Results 1 to 10 of 10

Thread: Hollyhocks

  1. #1
    Join Date
    Jun 2008
    Location
    Sacramento,California,USA
    Posts
    3,667

    Hollyhocks

    The starthistle bloom is pretty much over here, it's the last major bloom of the summer. I've got some Hollyhocks here and there in the garden and borders of the back yard and the bees are now working them over pretty good. They seem to be a decent flower to have around for the end of summer.
    “When one tugs at a single thing in nature, he finds it attached to the rest of the world.” – John Muir

  2. #2
    Join Date
    Jul 2008
    Location
    Venango/Crawford Pennsylvania
    Posts
    1,709

    Default

    Do you not have Golden Rod there?

  3. #3
    Join Date
    Oct 2007
    Location
    VENTURA, California, USA
    Posts
    3,604

    Default Hollyhocks

    I have located some large plants that are pink singles.
    What is interesting is that the plants do not show the lesions of rust fungus.
    I will collect the seeds as the plants are isolated.
    Regards,
    Ernie
    Ernie
    My websitehttp://bees4u.com/

  4. #4
    Join Date
    May 2008
    Location
    Fresno California USA
    Posts
    2,479

    Default Hollyhocks

    I think the pollen is toxic to bees

  5. #5
    Join Date
    Jun 2002
    Location
    parker county, tx
    Posts
    7,923

    Default

    There's a wildflower in this area that is good for late summer bee forage- frostweed. It survives the heat and drought fairly well, and blooms in late August which is our killer season in this area. The butterflies love it too. I don't know if it grows in your area, but I can send you some seeds if you are interested.
    So many weeds.......so little time.

  6. #6
    Join Date
    Jun 2008
    Location
    Sacramento,California,USA
    Posts
    3,667

    Default

    Quote Originally Posted by Tom G. Laury View Post
    I think the pollen is toxic to bees
    The only references I've found to poisonous pollen from hollyhocks is from herbicides and insecticides sprayed on or near the plant, the residues from the spray gets absorbed and stored in the pollen of the plants. I don't use any sprays here. There has always been hollyhocks around my neighbors yard and this year in my yard, the bees have never seemingly had a problem from them. From the searchins I've just done on the internet I've found that the flowers are edible and bees make a fine honey from them
    “When one tugs at a single thing in nature, he finds it attached to the rest of the world.” – John Muir

  7. #7
    Join Date
    Jun 2008
    Location
    Sacramento,California,USA
    Posts
    3,667

    Default

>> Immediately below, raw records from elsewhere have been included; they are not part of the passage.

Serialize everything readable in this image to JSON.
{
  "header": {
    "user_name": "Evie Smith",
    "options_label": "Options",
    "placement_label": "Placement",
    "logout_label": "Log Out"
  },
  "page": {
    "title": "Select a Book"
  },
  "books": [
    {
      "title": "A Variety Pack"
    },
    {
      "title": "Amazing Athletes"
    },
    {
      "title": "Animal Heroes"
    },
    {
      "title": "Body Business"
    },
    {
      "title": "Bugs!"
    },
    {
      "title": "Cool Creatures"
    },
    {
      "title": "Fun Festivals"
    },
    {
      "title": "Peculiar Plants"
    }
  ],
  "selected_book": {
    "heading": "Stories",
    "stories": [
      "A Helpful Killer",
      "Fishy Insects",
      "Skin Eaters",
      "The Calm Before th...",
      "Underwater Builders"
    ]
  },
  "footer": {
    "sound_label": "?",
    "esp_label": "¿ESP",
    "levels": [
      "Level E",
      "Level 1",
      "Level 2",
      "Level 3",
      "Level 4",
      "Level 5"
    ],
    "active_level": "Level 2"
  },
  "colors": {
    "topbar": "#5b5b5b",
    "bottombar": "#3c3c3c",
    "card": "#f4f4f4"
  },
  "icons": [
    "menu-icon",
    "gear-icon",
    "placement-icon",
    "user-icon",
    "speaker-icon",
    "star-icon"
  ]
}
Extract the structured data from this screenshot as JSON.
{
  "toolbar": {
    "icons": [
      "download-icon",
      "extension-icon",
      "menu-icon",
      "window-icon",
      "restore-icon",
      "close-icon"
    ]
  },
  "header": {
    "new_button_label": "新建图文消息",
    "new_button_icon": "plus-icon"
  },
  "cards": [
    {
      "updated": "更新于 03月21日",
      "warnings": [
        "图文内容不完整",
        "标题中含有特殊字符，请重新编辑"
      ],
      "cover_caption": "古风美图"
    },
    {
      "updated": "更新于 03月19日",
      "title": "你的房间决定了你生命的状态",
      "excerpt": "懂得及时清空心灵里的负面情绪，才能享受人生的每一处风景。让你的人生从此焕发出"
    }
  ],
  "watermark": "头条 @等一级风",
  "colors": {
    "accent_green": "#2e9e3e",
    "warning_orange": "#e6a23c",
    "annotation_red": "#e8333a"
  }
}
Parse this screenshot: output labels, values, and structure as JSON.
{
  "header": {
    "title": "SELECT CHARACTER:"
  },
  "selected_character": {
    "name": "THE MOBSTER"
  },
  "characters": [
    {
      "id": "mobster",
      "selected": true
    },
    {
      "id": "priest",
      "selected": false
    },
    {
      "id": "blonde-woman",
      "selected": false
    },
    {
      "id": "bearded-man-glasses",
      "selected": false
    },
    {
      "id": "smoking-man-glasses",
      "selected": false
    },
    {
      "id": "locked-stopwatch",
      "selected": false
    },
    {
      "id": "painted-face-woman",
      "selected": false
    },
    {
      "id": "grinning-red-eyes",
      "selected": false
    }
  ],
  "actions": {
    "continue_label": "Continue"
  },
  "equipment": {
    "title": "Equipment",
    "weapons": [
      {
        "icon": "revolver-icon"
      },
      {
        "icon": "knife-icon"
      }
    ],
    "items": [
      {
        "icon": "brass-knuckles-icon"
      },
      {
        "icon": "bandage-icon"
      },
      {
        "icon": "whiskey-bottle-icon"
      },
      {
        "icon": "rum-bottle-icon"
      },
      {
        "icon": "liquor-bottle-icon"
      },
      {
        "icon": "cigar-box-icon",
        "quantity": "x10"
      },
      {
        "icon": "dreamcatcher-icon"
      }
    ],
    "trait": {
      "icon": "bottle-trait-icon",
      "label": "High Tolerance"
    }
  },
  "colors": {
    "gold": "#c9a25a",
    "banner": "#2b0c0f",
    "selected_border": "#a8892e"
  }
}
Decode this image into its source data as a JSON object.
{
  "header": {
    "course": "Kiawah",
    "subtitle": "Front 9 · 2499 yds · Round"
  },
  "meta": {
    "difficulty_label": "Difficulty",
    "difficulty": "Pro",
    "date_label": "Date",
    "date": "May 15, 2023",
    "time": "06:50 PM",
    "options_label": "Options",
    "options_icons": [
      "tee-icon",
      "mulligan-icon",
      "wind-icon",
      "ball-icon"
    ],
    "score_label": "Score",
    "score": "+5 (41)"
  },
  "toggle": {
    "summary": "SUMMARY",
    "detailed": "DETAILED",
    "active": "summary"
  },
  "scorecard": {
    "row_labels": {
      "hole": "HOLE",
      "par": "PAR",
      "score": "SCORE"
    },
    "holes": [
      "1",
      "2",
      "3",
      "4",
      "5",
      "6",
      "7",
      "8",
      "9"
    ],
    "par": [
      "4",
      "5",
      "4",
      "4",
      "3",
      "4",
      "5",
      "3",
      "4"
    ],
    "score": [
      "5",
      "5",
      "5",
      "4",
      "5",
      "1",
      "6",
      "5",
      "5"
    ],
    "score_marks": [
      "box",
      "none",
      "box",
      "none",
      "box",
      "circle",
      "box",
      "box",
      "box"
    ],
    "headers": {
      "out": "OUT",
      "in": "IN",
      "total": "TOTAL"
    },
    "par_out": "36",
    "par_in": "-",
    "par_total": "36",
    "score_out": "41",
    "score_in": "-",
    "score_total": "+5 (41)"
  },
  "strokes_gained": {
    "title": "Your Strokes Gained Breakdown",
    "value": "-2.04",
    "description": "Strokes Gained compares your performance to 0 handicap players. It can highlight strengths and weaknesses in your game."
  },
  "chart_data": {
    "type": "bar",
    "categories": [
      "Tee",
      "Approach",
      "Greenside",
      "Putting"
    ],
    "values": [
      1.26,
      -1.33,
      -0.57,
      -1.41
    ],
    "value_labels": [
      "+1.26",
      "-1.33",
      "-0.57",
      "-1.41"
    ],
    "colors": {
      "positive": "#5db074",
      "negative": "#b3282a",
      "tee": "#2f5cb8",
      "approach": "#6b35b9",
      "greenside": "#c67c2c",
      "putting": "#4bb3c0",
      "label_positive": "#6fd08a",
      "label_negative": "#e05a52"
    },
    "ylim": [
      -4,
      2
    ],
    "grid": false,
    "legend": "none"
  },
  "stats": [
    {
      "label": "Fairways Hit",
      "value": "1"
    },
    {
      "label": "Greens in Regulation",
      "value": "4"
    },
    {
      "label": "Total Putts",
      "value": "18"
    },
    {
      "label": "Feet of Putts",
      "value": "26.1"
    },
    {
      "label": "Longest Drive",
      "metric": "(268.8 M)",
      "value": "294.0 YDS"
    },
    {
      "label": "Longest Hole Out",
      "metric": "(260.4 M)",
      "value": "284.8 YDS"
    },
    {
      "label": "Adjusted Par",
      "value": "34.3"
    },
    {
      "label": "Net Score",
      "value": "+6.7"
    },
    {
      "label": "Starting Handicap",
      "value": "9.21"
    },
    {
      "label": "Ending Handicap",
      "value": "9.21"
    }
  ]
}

    Quote Originally Posted by Eaglerock View Post
    Do you not have Golden Rod there?
    No, no goldenrod in my area. I think it may be too hot and dry here for them?
    “When one tugs at a single thing in nature, he finds it attached to the rest of the world.” – John Muir

  8. #8
    Join Date
    Sep 2003
    Location
    Kennebunk, Maine
    Posts
    203

    Default

    I have had around 10 inches of rain here since mid July. All of my Hollyhocks lost their leaves to rust so I cut them all down.

  9. #9
    Join Date
    Jun 2008
    Location
    Peckham, London, England
    Posts
    24

    Default

    My hollyhocks get rust too and in wet years the leaves also get covered in white mould. The bumble bees love them more than the honey bees. The latter prefer the herbs. I leave the hollyhocks to flower, even when they are ugly, because bumble bees species are endangered.

  10. #10
    Join Date
    Jun 2012
    Location
    St. Louis, Missouri, USA
    Posts
    626

    Default Re: Hollyhocks

    A few years ago I planted some hollyhocks. They too were hit by rust. I didn't treat them at all so the most susceptible died out. The few left are mostly white, one hot pink. The white ones seem to be hardier and I don't have problems with rust anymore. My most vigorous one is still blooming. The bumblebees love them but this year I also found out the Japanese Beetles love them too. I have a book that says honeybees like them too, but I haven't seen them on them yet.

Bookmarks

Posting Permissions

  • You may not post new threads
  • You may not post replies
  • You may not post attachments
  • You may not edit your posts
  •  
Ads